改写自 ragman roll,长条清单或目录。字面意思为收破烂的铺盖卷,在 15 世纪时用于指列举 犯罪清单的法律文件,词源不详。

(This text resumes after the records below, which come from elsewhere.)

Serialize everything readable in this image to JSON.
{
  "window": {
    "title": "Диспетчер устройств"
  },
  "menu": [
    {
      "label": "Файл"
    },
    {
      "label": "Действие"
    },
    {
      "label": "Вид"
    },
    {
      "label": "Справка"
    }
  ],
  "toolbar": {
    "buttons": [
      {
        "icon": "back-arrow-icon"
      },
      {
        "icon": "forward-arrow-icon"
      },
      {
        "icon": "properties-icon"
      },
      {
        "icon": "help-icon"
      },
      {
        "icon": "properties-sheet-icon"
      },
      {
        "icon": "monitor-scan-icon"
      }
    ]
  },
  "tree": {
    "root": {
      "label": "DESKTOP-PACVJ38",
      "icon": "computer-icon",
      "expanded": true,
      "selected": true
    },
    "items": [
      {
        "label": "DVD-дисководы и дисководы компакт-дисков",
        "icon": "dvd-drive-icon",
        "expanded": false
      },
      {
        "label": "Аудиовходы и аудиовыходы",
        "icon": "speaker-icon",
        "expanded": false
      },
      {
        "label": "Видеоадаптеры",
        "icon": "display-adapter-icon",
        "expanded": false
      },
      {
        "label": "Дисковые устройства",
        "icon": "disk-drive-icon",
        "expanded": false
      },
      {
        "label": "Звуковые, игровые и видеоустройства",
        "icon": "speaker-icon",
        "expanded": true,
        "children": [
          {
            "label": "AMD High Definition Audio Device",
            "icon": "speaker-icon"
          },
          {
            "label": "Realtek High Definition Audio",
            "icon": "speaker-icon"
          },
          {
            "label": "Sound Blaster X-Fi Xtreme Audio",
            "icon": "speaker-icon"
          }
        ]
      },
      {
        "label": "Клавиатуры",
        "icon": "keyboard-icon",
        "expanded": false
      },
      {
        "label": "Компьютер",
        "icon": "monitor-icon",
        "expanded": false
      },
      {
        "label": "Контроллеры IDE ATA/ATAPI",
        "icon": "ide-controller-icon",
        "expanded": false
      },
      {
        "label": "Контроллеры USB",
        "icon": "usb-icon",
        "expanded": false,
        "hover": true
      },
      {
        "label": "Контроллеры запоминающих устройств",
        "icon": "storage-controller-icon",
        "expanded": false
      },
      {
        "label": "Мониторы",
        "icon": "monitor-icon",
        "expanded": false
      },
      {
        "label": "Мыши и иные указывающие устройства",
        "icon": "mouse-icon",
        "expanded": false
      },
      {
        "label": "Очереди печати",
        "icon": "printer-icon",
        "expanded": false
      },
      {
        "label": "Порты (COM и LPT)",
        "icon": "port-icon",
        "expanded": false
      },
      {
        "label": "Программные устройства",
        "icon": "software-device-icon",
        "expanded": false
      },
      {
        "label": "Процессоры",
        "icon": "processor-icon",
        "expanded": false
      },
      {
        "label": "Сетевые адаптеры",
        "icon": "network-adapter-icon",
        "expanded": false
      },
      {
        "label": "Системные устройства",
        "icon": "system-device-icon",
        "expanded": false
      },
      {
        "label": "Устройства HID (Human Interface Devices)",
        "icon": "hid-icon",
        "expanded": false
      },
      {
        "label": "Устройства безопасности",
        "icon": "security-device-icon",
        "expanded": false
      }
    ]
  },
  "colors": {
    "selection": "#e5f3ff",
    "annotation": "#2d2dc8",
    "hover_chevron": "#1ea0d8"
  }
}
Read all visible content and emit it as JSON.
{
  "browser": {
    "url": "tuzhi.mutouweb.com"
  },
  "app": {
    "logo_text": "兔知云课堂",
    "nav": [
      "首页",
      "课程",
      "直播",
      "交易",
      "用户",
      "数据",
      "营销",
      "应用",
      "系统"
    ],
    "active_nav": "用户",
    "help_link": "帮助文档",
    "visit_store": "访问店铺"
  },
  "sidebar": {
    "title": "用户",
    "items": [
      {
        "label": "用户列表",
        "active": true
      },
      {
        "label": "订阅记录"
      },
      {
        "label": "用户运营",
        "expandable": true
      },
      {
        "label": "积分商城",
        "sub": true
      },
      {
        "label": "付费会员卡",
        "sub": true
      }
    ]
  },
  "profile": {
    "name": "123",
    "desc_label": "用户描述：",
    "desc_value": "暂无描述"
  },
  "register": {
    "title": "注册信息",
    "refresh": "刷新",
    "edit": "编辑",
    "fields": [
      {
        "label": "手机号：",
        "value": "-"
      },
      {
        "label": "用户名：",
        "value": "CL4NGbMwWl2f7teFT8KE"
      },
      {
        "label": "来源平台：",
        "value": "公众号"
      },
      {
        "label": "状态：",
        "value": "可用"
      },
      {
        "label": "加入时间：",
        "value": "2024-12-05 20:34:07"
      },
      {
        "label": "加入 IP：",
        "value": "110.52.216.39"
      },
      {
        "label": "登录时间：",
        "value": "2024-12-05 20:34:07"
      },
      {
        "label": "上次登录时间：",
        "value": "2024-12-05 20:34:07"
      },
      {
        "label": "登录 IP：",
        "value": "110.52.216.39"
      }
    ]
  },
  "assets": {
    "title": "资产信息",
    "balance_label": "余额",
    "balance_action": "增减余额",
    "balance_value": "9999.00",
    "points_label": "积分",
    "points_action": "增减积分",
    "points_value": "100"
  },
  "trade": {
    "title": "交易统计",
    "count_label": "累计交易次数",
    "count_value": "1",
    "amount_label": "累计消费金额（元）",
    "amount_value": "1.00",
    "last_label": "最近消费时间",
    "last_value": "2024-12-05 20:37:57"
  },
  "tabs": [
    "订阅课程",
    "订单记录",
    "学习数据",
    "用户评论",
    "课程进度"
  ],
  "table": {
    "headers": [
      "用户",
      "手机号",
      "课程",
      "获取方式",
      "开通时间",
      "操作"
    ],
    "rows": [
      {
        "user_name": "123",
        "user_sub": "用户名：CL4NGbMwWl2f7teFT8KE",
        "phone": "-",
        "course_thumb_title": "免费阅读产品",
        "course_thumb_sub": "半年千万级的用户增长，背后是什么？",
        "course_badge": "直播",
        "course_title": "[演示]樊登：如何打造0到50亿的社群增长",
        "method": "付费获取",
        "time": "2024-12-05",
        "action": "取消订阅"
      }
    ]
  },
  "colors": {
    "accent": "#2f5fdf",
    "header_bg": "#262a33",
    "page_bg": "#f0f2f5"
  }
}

rigmarole: [18] Rigmarole is a corruption of an earlier ragman roll, a term first encountered in the late 13th century. It denoted a roll of parchment used in a gambling game. The roll had things written on it, such as names, with pieces of string attached to them, and participants had to select a string at random. The word ragman may have been a contraction of ragged man, perhaps in allusion to the appearance of the roll, with all its bits of string hanging from it. Ragman roll eventually came to be used for any ‘list’ or ‘catalogue’, and ragman itself denoted a ‘long rambling discourse’ in 16th-century Scottish English – the meaning which had somehow transferred itself to rigmarole when it emerged in the early 18th century.
rigmarole (n.)
1736, "a long, rambling discourse," apparently from an altered, Kentish colloquial survival of ragman roll "long list or catalogue" (1520s), in Middle English a long roll of verses descriptive of personal characters, used in a medieval game of chance called Rageman, perhaps from Anglo-French Ragemon le bon "Ragemon the good," which was the heading on one set of the verses, referring to a character by that name. Sense transferred to "foolish activity or commotion" by 1939.
1. I couldn't be bothered to go through the rigmarole of changing clothes.


2. Then the whole rigmarole starts over again.


3. I couldn't face the whole rigmarole of getting a work permit again.


4. I've never heard such a rigmarole.


5. He had to go through the usual rigmarole of signing legal papers in order to complete the business deal.


[ rigmarole 造句 ]